Parole and probation are two different things, but they are similar in that they involve monitoring your activities and following certain rules established by the court as an alternative to incarceration (or a return to incarceration). The consequences for breaking parole or probation may differ greatly according to state and the specific circumstances, ranging from a additional penalties and restrictions to jail time.
Let’s look at the differences between parole and probation, and discuss the possible consequences of violating each of them.
In effect, probation is a suspended jail sentence. When you’re convicted of a crime, the court may choose to put you on probation as an alternative to prison. During the time of your probation (usually 1-3 years), you’ll report regularly to a probation officer, and the court will lay out the conditions of your probation—specific things you must do, and specific things you must avoid. Examples might include:
- Fulfilling a certain amount of hours of community service
- Avoiding drug/alcohol use

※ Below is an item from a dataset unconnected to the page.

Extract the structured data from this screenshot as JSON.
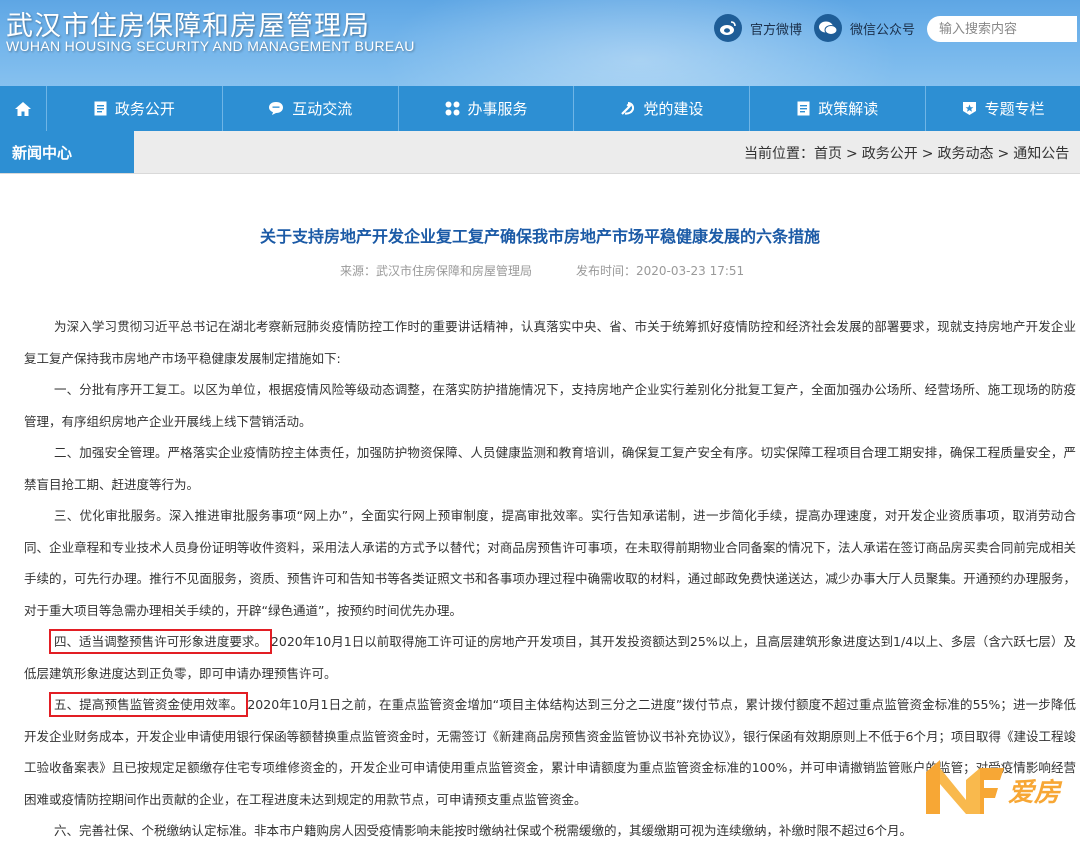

- Avoiding certain people (particularly those involved with your crime)
- Submitting to random drug testing
- Not leaving the state without permission
- Reporting regularly to your probation officer, and appearing in court upon request

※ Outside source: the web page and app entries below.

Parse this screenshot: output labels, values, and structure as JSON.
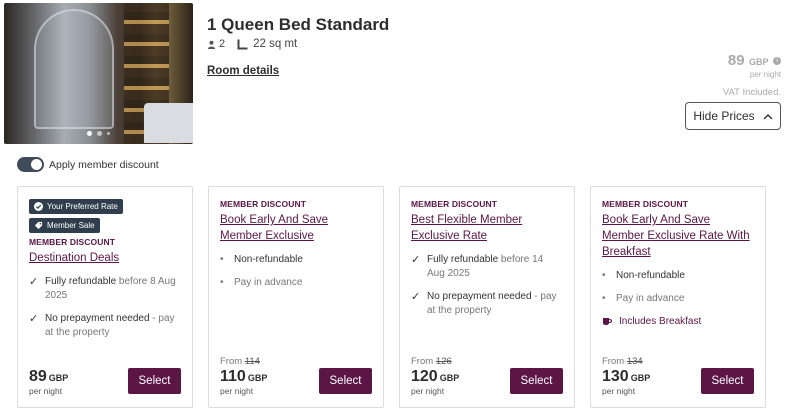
{
  "room": {
    "title": "1 Queen Bed Standard",
    "guests": "2",
    "size": "22 sq mt",
    "details_link": "Room details"
  },
  "top_price": {
    "amount": "89",
    "currency": "GBP",
    "per_night": "per night",
    "vat": "VAT Included."
  },
  "hide_prices_label": "Hide Prices",
  "member_toggle": {
    "label": "Apply member discount",
    "on": true
  },
  "cards": [
    {
      "badges": [
        "Your Preferred Rate",
        "Member Sale"
      ],
      "member_label": "MEMBER DISCOUNT",
      "rate_name": "Destination Deals",
      "features": [
        {
          "strong": "Fully refundable",
          "muted": " before 8 Aug 2025"
        },
        {
          "strong": "No prepayment needed",
          "muted": " - pay at the property"
        }
      ],
      "price": "89",
      "currency": "GBP",
      "per_night": "per night",
      "select_label": "Select"
    },
    {
      "member_label": "MEMBER DISCOUNT",
      "rate_name": "Book Early And Save Member Exclusive",
      "bullets": [
        "Non-refundable",
        "Pay in advance"
      ],
      "from_label": "From",
      "old_price": "114",
      "price": "110",
      "currency": "GBP",
      "per_night": "per night",
      "select_label": "Select"
    },
    {
      "member_label": "MEMBER DISCOUNT",
      "rate_name": "Best Flexible Member Exclusive Rate",
      "features": [
        {
          "strong": "Fully refundable",
          "muted": " before 14 Aug 2025"
        },
        {
          "strong": "No prepayment needed",
          "muted": " - pay at the property"
        }
      ],
      "from_label": "From",
      "old_price": "126",
      "price": "120",
      "currency": "GBP",
      "per_night": "per night",
      "select_label": "Select"
    },
    {
      "member_label": "MEMBER DISCOUNT",
      "rate_name": "Book Early And Save Member Exclusive Rate With Breakfast",
      "bullets": [
        "Non-refundable",
        "Pay in advance"
      ],
      "breakfast": "Includes Breakfast",
      "from_label": "From",
      "old_price": "134",
      "price": "130",
      "currency": "GBP",
      "per_night": "per night",
      "select_label": "Select"
    }
  ],
  "colors": {
    "brand": "#5b1646",
    "badge": "#2f3d4c",
    "toggle": "#3f4a5a"
  }
}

If you violate the terms of your probation, the consequences typically depend on the severity of the violation, as well as the number of violations. If you failed to report to your probation officer, for example, the first offense might simply result in a warning. However, repeated violations (or more severe violations, like committing another crime) will likely result in a court hearing to evaluate the violations, at which point stiffer penalties like additional probation time, additional community service, etc. may be assessed. If the court deems you untrustworthy to fulfill the terms of your probation, your probation may be revoked and you may be incarcerated to fulfill your sentence.

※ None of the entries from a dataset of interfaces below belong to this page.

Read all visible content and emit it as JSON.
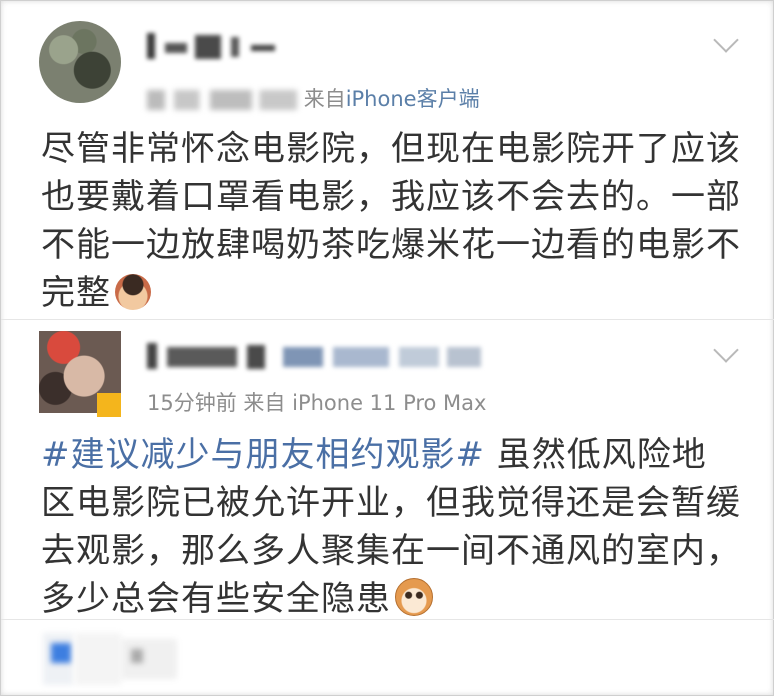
{
  "post1": {
    "username": "",
    "meta_time": "",
    "meta_from": "来自",
    "meta_source": "iPhone客户端",
    "text_parts": [
      "尽管非常怀念电影院，但现在电影院开了应该也要戴着口罩看电影，我应该不会去的。一部不能一边放肆喝奶茶吃爆米花一边看的电影不完整"
    ],
    "emoji": "boy-face-emoji"
  },
  "post2": {
    "username": "",
    "meta_time": "15分钟前",
    "meta_from": "来自",
    "meta_source": "iPhone 11 Pro Max",
    "hashtag": "#建议减少与朋友相约观影#",
    "text": " 虽然低风险地区电影院已被允许开业，但我觉得还是会暂缓去观影，那么多人聚集在一间不通风的室内，多少总会有些安全隐患",
    "emoji": "cat-face-emoji"
  },
  "colors": {
    "text": "#333333",
    "meta": "#8d8d8d",
    "hashtag": "#4a6fa5",
    "source_link": "#5b7fa8"
  }
}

Parole is when you are released from prison before your full sentence has been served, usually for good behavior and on the promise of future good behavior. It is a time period of re-integration in which you are monitored and placed under conditions similar to those of probation; however, since you’ve already been incarcerated, the rules and monitoring may be a bit stricter. Examples of conditions of parole may include:
- Reporting regularly to your parole officer
- Maintaining steady employment, or continuing your education
- No possession of firearms or controlled substances
- Drug testing
- Submitting to search and seizure without the need for a warrant
Violating parole is obviously considered a serious offense, and often results in the revoking of parole and a return to prison to finish out your sentence. Depending on whether additional crimes were committed, the courts may also add to your prison term.
If you are being investigated for breaking parole or probation, it’s important that you have an experienced criminal lawyer representing your interests. Call the Federal Criminal Law Center at 404.633.3797.